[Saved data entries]
• • •
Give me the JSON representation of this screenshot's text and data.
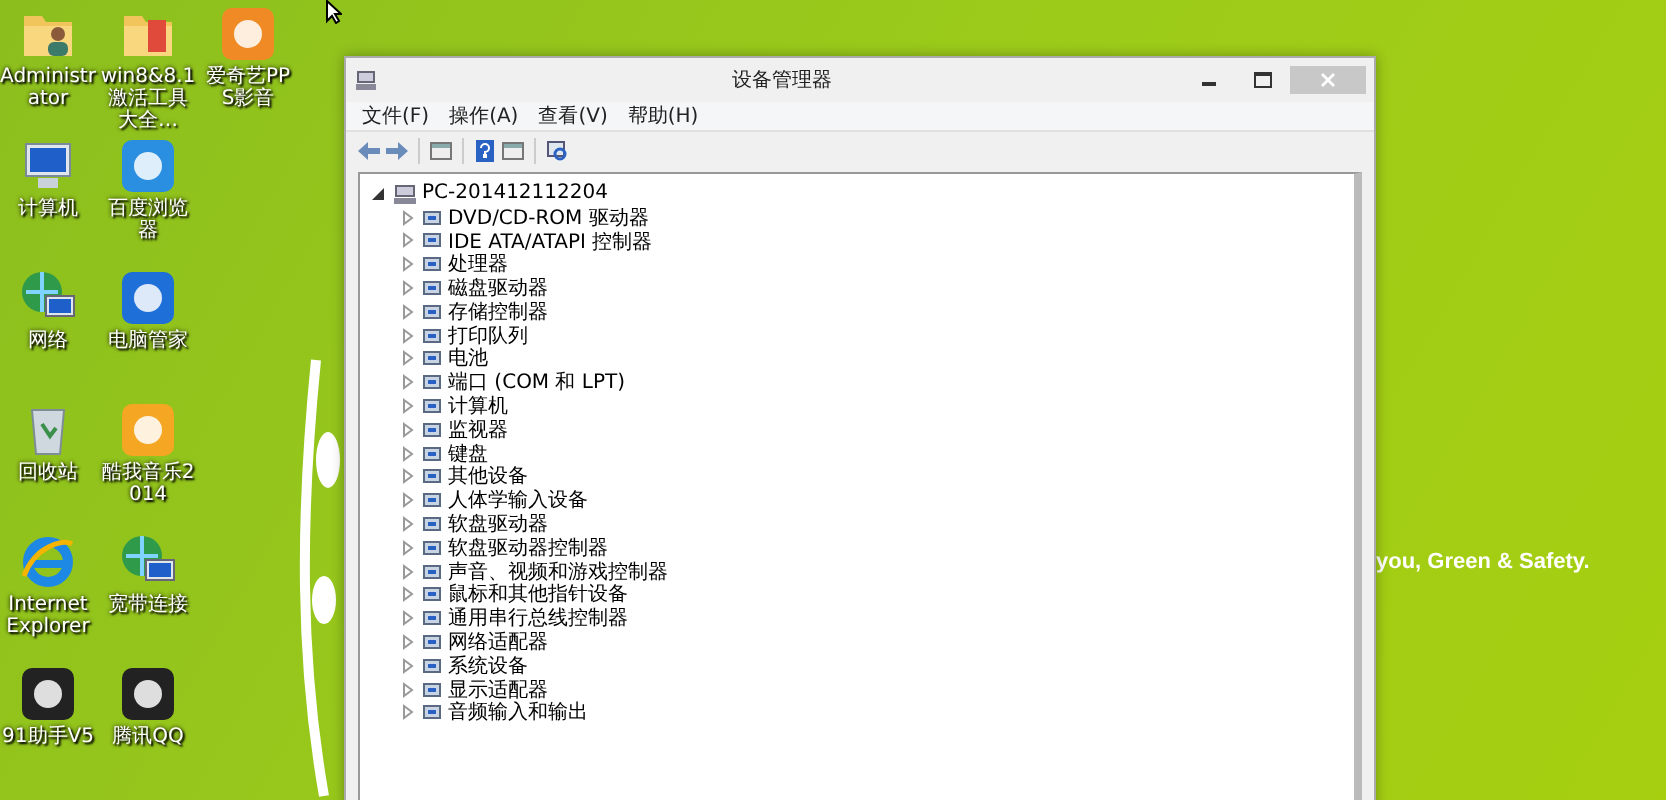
{
  "desktop": {
    "icons": [
      {
        "label": "Administrator",
        "kind": "user-folder"
      },
      {
        "label": "计算机",
        "kind": "computer"
      },
      {
        "label": "网络",
        "kind": "network"
      },
      {
        "label": "回收站",
        "kind": "trash"
      },
      {
        "label": "Internet Explorer",
        "kind": "browser"
      },
      {
        "label": "91助手V5",
        "kind": "app"
      },
      {
        "label": "win8&8.1激活工具大全…",
        "kind": "folder"
      },
      {
        "label": "百度浏览器",
        "kind": "app"
      },
      {
        "label": "电脑管家",
        "kind": "app"
      },
      {
        "label": "酷我音乐2014",
        "kind": "app"
      },
      {
        "label": "宽带连接",
        "kind": "network"
      },
      {
        "label": "腾讯QQ",
        "kind": "app"
      },
      {
        "label": "爱奇艺PPS影音",
        "kind": "app"
      }
    ],
    "wallpaper_text": "you, Green & Safety."
  },
  "window": {
    "title": "设备管理器",
    "menu": [
      "文件(F)",
      "操作(A)",
      "查看(V)",
      "帮助(H)"
    ],
    "tree": [
      {
        "label": "PC-201412112204",
        "expanded": true,
        "children": [
          {
            "label": "DVD/CD-ROM 驱动器",
            "expanded": false
          },
          {
            "label": "IDE ATA/ATAPI 控制器",
            "expanded": false
          },
          {
            "label": "处理器",
            "expanded": false
          },
          {
            "label": "磁盘驱动器",
            "expanded": false
          },
          {
            "label": "存储控制器",
            "expanded": false
          },
          {
            "label": "打印队列",
            "expanded": false
          },
          {
            "label": "电池",
            "expanded": false
          },
          {
            "label": "端口 (COM 和 LPT)",
            "expanded": false
          },
          {
            "label": "计算机",
            "expanded": false
          },
          {
            "label": "监视器",
            "expanded": false
          },
          {
            "label": "键盘",
            "expanded": false
          },
          {
            "label": "其他设备",
            "expanded": false
          },
          {
            "label": "人体学输入设备",
            "expanded": false
          },
          {
            "label": "软盘驱动器",
            "expanded": false
          },
          {
            "label": "软盘驱动器控制器",
            "expanded": false
          },
          {
            "label": "声音、视频和游戏控制器",
            "expanded": false
          },
          {
            "label": "鼠标和其他指针设备",
            "expanded": false
          },
          {
            "label": "通用串行总线控制器",
            "expanded": false
          },
          {
            "label": "网络适配器",
            "expanded": false
          },
          {
            "label": "系统设备",
            "expanded": false
          },
          {
            "label": "显示适配器",
            "expanded": false
          },
          {
            "label": "音频输入和输出",
            "expanded": false
          }
        ]
      }
    ]
  }
}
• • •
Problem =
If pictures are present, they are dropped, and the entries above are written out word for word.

Output for this task =
Give me the JSON representation of this screenshot's text and data.
{
  "desktop": {
    "icons": [
      {
        "label": "Administrator",
        "kind": "user-folder"
      },
      {
        "label": "计算机",
        "kind": "computer"
      },
      {
        "label": "网络",
        "kind": "network"
      },
      {
        "label": "回收站",
        "kind": "trash"
      },
      {
        "label": "Internet Explorer",
        "kind": "browser"
      },
      {
        "label": "91助手V5",
        "kind": "app"
      },
      {
        "label": "win8&8.1激活工具大全…",
        "kind": "folder"
      },
      {
        "label": "百度浏览器",
        "kind": "app"
      },
      {
        "label": "电脑管家",
        "kind": "app"
      },
      {
        "label": "酷我音乐2014",
        "kind": "app"
      },
      {
        "label": "宽带连接",
        "kind": "network"
      },
      {
        "label": "腾讯QQ",
        "kind": "app"
      },
      {
        "label": "爱奇艺PPS影音",
        "kind": "app"
      }
    ],
    "wallpaper_text": "you, Green & Safety."
  },
  "window": {
    "title": "设备管理器",
    "menu": [
      "文件(F)",
      "操作(A)",
      "查看(V)",
      "帮助(H)"
    ],
    "tree": [
      {
        "label": "PC-201412112204",
        "expanded": true,
        "children": [
          {
            "label": "DVD/CD-ROM 驱动器",
            "expanded": false
          },
          {
            "label": "IDE ATA/ATAPI 控制器",
            "expanded": false
          },
          {
            "label": "处理器",
            "expanded": false
          },
          {
            "label": "磁盘驱动器",
            "expanded": false
          },
          {
            "label": "存储控制器",
            "expanded": false
          },
          {
            "label": "打印队列",
            "expanded": false
          },
          {
            "label": "电池",
            "expanded": false
          },
          {
            "label": "端口 (COM 和 LPT)",
            "expanded": false
          },
          {
            "label": "计算机",
            "expanded": false
          },
          {
            "label": "监视器",
            "expanded": false
          },
          {
            "label": "键盘",
            "expanded": false
          },
          {
            "label": "其他设备",
            "expanded": false
          },
          {
            "label": "人体学输入设备",
            "expanded": false
          },
          {
            "label": "软盘驱动器",
            "expanded": false
          },
          {
            "label": "软盘驱动器控制器",
            "expanded": false
          },
          {
            "label": "声音、视频和游戏控制器",
            "expanded": false
          },
          {
            "label": "鼠标和其他指针设备",
            "expanded": false
          },
          {
            "label": "通用串行总线控制器",
            "expanded": false
          },
          {
            "label": "网络适配器",
            "expanded": false
          },
          {
            "label": "系统设备",
            "expanded": false
          },
          {
            "label": "显示适配器",
            "expanded": false
          },
          {
            "label": "音频输入和输出",
            "expanded": false
          }
        ]
      }
    ]
  }
}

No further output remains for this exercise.